PDF Slides DOI
Bibtex
@inproceedings{DBLP:conf/serene/KlikovitsLGB16,
  author = {Stefan Klikovits and David P. Y. Lawrence and Manuel Gonzalez{-}Berges and Didier Buchs},
  title = {Automated Test Case Generation for the {CTRL} Programming Language Using Pex: Lessons Learned},
  booktitle = {8th International Workshop on Software Engineering for Resilient Systems (SERENE)},
  pages = {117--132},
  publisher = {Springer},
  series = {Lecture Notes in Computer Science},
  volume = {9823},
  year = {2016},
  url = {https://doi.org/10.1007/978-3-319-45892-2_9},
  doi = {10.1007/978-3-319-45892-2_9},
}

2015 (1)

#workshop

Stefan Klikovits, David P. Y. Lawrence, Manuel Gonzalez-Berges and Didier Buchs. Considering Execution Environment Resilience: A White-Box Approach. In: Proceedings of 7th International Workshop on Software Engineering for Resilient Systems (SERENE), Lecture Notes in Computer Science, vol. 9274, pp 46-61. Springer, 2015.

Abstract
Over the last decade code-based test case generation techniques such as combinatorial testing or dynamic symbolic execution have seen growing research popularity. Most algorithms and tool implementations are based on finding assignments for input parameter values in order to maximise the execution branch coverage.

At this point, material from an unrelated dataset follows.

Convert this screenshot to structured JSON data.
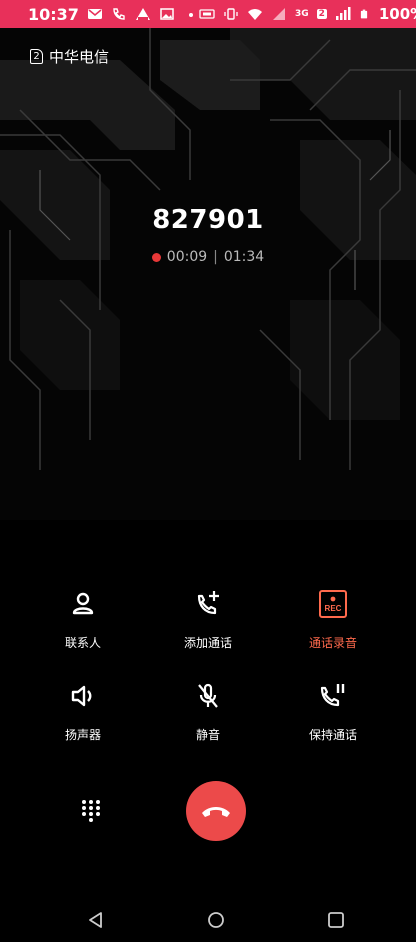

Only few of them consider dependencies from outside the Code Under Test’s scope such as global variables, database values and subroutine calls as influences to the execution path. In order to fully test all possible scenarios these dependencies have to be taken into account for the test input generation. This paper introduces ITEC, a tool for automated test case generation to support execution environment resilience in large-scaled, complex systems. One of ITEC’s corner stones is a technique called semi-purification, a source code transformation technique to overcome limitations of existing tools and to set up the required system state for software testing.
PDF Slides DOI
Bibtex
@inproceedings{DBLP:conf/serene/KlikovitsLGB15,
  author = {Stefan Klikovits and David P. Y. Lawrence and Manuel Gonzalez{-}Berges and Didier Buchs},
  title = {Considering Execution Environment Resilience: {A} White-Box Approach},
  booktitle = {7th International Workshop on Software Engineering for Resilient Systems (SERENE)},
  pages = {46--61},
  publisher = {Springer},
  series = {Lecture Notes in Computer Science},
  volume = {9274},
  year = {2015},
  url = {https://doi.org/10.1007/978-3-319-23129-7_4},
  doi = {10.1007/978-3-319-23129-7_4},
}